▶ [Task to complete]:
Repeat all the records, precisely as given.

====================

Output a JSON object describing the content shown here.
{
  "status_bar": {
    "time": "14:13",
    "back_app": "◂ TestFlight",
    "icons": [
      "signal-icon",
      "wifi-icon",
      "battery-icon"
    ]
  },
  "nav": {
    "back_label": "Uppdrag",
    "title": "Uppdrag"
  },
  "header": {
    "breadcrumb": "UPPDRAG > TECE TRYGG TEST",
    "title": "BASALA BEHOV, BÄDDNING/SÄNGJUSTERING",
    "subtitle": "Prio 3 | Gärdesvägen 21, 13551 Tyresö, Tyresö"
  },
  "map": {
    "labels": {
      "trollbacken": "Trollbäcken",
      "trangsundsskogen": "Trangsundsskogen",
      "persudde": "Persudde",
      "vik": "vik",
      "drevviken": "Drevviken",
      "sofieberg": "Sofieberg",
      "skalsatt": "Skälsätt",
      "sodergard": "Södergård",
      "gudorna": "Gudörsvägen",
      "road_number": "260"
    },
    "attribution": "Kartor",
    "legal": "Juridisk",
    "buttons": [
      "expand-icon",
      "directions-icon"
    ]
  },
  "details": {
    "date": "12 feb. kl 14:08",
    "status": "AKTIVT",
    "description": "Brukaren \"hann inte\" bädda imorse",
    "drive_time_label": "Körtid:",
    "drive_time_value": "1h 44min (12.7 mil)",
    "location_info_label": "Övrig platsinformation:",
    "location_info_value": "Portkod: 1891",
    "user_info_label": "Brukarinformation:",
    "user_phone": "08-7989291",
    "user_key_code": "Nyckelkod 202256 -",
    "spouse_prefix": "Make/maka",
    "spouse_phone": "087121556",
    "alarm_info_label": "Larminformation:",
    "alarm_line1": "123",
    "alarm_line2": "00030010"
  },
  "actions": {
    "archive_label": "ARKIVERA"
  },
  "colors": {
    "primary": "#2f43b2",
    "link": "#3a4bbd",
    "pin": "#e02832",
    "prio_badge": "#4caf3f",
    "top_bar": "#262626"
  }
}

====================

▶ [Worked solution]:
Output a JSON object describing the content shown here.
{
  "status_bar": {
    "time": "14:13",
    "back_app": "◂ TestFlight",
    "icons": [
      "signal-icon",
      "wifi-icon",
      "battery-icon"
    ]
  },
  "nav": {
    "back_label": "Uppdrag",
    "title": "Uppdrag"
  },
  "header": {
    "breadcrumb": "UPPDRAG > TECE TRYGG TEST",
    "title": "BASALA BEHOV, BÄDDNING/SÄNGJUSTERING",
    "subtitle": "Prio 3 | Gärdesvägen 21, 13551 Tyresö, Tyresö"
  },
  "map": {
    "labels": {
      "trollbacken": "Trollbäcken",
      "trangsundsskogen": "Trangsundsskogen",
      "persudde": "Persudde",
      "vik": "vik",
      "drevviken": "Drevviken",
      "sofieberg": "Sofieberg",
      "skalsatt": "Skälsätt",
      "sodergard": "Södergård",
      "gudorna": "Gudörsvägen",
      "road_number": "260"
    },
    "attribution": "Kartor",
    "legal": "Juridisk",
    "buttons": [
      "expand-icon",
      "directions-icon"
    ]
  },
  "details": {
    "date": "12 feb. kl 14:08",
    "status": "AKTIVT",
    "description": "Brukaren \"hann inte\" bädda imorse",
    "drive_time_label": "Körtid:",
    "drive_time_value": "1h 44min (12.7 mil)",
    "location_info_label": "Övrig platsinformation:",
    "location_info_value": "Portkod: 1891",
    "user_info_label": "Brukarinformation:",
    "user_phone": "08-7989291",
    "user_key_code": "Nyckelkod 202256 -",
    "spouse_prefix": "Make/maka",
    "spouse_phone": "087121556",
    "alarm_info_label": "Larminformation:",
    "alarm_line1": "123",
    "alarm_line2": "00030010"
  },
  "actions": {
    "archive_label": "ARKIVERA"
  },
  "colors": {
    "primary": "#2f43b2",
    "link": "#3a4bbd",
    "pin": "#e02832",
    "prio_badge": "#4caf3f",
    "top_bar": "#262626"
  }
}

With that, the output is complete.